This final drag fills my tired lungs as the red tip of this white cancer stick glows. My mind covets the rush of this smoke, tricking my good senses to envelop in the temporary and forget that it's killing me. I feel light headed and I know I need to let it out. I need to let it out now. I need a breath of real air....

I recently realized that I have developed a bad habit of holding my breath without being conscious of it. I think it started as something I did to avoid breathing in cigarette smoke, something that happened pretty often growing up with a smoking father I would say. This piece isn't about my disdain for cigarettes, and it certainly isn't about this actual increased awareness I have of my breathing patterns (thanks to yoga). I have never put a cancer stick to my lips nor am I planning to; if you actually bought that first paragraph, I win. This piece is about becoming aware of and reflecting on how fundamental writing has been to my being just as breathing is fundamental to life. This piece is a commitment to grow as a writer, as I'm learning to breathe again.

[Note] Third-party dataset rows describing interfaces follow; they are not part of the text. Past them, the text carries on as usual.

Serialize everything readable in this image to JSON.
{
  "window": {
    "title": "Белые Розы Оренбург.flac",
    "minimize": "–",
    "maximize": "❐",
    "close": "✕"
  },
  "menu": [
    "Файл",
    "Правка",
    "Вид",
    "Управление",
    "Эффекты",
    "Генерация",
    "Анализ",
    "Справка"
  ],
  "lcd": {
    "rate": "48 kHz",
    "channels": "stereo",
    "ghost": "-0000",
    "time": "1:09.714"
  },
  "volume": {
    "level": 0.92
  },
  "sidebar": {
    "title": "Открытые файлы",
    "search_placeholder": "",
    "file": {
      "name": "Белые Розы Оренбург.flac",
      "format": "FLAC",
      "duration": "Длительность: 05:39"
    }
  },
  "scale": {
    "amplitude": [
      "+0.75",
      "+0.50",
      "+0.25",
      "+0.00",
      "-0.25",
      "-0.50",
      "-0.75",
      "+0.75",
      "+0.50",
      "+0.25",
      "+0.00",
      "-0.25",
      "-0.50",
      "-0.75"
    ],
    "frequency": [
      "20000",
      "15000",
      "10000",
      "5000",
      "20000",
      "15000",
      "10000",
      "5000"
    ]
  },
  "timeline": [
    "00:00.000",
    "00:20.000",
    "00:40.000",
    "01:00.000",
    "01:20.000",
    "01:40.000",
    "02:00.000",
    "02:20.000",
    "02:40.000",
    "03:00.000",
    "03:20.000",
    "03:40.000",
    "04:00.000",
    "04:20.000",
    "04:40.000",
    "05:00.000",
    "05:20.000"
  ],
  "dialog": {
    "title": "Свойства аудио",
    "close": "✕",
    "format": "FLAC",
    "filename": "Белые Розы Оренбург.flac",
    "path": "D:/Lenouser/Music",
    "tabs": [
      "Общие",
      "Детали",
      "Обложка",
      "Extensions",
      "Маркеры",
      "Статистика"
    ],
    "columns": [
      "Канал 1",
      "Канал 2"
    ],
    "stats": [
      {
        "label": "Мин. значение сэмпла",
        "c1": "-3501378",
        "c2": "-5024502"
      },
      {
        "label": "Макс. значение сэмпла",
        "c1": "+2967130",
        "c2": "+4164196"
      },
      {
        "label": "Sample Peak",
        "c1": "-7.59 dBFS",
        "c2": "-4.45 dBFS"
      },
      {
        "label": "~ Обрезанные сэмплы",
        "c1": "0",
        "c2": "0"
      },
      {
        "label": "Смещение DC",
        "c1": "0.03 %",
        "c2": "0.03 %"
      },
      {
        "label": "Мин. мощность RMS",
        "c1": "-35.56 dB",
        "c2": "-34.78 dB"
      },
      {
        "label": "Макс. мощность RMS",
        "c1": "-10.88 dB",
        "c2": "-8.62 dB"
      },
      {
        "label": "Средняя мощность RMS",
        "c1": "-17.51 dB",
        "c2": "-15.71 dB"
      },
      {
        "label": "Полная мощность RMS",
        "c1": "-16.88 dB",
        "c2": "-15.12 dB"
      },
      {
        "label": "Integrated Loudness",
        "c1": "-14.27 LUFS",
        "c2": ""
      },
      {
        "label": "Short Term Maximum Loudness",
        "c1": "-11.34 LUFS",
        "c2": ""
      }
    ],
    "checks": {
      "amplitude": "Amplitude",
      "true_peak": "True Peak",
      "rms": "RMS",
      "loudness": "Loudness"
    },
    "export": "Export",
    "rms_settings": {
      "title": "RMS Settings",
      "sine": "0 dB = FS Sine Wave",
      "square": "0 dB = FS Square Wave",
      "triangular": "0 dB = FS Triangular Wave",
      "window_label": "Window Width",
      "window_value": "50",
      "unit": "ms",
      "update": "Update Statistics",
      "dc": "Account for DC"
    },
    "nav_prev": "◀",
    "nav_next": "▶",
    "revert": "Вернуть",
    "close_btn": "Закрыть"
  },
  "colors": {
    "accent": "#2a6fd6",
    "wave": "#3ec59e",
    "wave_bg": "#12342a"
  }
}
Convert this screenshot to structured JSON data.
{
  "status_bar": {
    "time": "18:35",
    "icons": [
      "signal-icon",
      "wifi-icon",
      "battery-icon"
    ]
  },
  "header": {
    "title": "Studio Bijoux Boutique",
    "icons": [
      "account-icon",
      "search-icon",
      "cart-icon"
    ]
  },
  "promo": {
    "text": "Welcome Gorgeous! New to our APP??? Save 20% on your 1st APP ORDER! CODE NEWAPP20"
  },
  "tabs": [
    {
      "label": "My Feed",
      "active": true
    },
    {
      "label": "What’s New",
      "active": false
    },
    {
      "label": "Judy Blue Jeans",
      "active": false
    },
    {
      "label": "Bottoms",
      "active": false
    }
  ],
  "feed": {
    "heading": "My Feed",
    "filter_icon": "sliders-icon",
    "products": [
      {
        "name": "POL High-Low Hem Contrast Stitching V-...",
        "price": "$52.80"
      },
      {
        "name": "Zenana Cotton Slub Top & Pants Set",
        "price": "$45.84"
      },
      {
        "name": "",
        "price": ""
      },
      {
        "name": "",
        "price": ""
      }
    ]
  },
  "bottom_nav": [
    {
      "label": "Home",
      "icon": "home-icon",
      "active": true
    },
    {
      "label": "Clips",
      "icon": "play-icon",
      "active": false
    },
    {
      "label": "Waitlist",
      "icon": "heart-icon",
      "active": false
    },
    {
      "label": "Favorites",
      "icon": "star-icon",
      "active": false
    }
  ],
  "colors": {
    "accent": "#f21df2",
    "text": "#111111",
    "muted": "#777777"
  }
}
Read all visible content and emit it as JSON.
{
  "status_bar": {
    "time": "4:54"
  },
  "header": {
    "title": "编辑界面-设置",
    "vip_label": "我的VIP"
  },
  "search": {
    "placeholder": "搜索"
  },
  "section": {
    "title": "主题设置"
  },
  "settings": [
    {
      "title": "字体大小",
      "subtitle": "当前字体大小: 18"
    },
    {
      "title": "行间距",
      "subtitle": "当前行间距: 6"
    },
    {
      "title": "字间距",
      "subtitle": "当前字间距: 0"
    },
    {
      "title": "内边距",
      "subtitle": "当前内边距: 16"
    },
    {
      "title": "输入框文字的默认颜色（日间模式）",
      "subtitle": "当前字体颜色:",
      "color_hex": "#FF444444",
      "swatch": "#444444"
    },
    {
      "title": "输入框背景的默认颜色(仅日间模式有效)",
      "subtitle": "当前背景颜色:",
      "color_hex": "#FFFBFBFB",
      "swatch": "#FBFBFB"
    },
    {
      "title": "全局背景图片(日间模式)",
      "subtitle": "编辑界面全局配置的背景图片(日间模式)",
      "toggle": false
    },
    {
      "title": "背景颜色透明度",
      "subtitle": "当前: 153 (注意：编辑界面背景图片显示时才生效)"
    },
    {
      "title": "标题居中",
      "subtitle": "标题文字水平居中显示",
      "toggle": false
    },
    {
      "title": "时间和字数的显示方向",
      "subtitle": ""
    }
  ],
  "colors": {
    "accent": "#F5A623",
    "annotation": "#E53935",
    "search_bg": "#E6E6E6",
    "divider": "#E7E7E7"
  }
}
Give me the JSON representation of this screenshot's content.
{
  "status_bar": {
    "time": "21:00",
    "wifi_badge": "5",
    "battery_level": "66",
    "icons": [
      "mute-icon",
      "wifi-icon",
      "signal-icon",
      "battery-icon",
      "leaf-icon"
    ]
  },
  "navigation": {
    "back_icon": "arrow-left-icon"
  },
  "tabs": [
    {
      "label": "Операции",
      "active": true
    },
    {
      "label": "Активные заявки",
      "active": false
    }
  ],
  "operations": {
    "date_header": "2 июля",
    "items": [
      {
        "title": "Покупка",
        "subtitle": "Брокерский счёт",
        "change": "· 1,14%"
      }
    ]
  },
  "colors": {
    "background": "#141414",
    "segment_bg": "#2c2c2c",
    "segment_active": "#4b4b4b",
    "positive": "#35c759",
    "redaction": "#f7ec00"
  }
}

Going through my high school notebook reminded me of how honest I was with myself then. My poems and notes were so raw and human; I was on that ride of self-discovery. (Fascinatingly enough, that's what I currently look for in quality literature.) After comparing my current works to those written without instruction or prompts, I now understand why I have five half-written blog posts sitting in my Google Drive and why I don't push myself to further discover myself in my writing. It now makes sense why I limit myself to word counts and page numbers. I like being in control; I like protecting myself. Only now have I realized that, just like holding my breath, I'm not getting inspiration I need; the inspiration that once ignited my soul. Through my growth as a writer, I want to understand the good, the bad, and the ugly, because at the end of the day I will do my best and the best will come.

Here's to striking the match of self-discovery: "All I can hear now is the sound of my own heart, opening and closing, opening and closing, opening." (Margaret Atwood)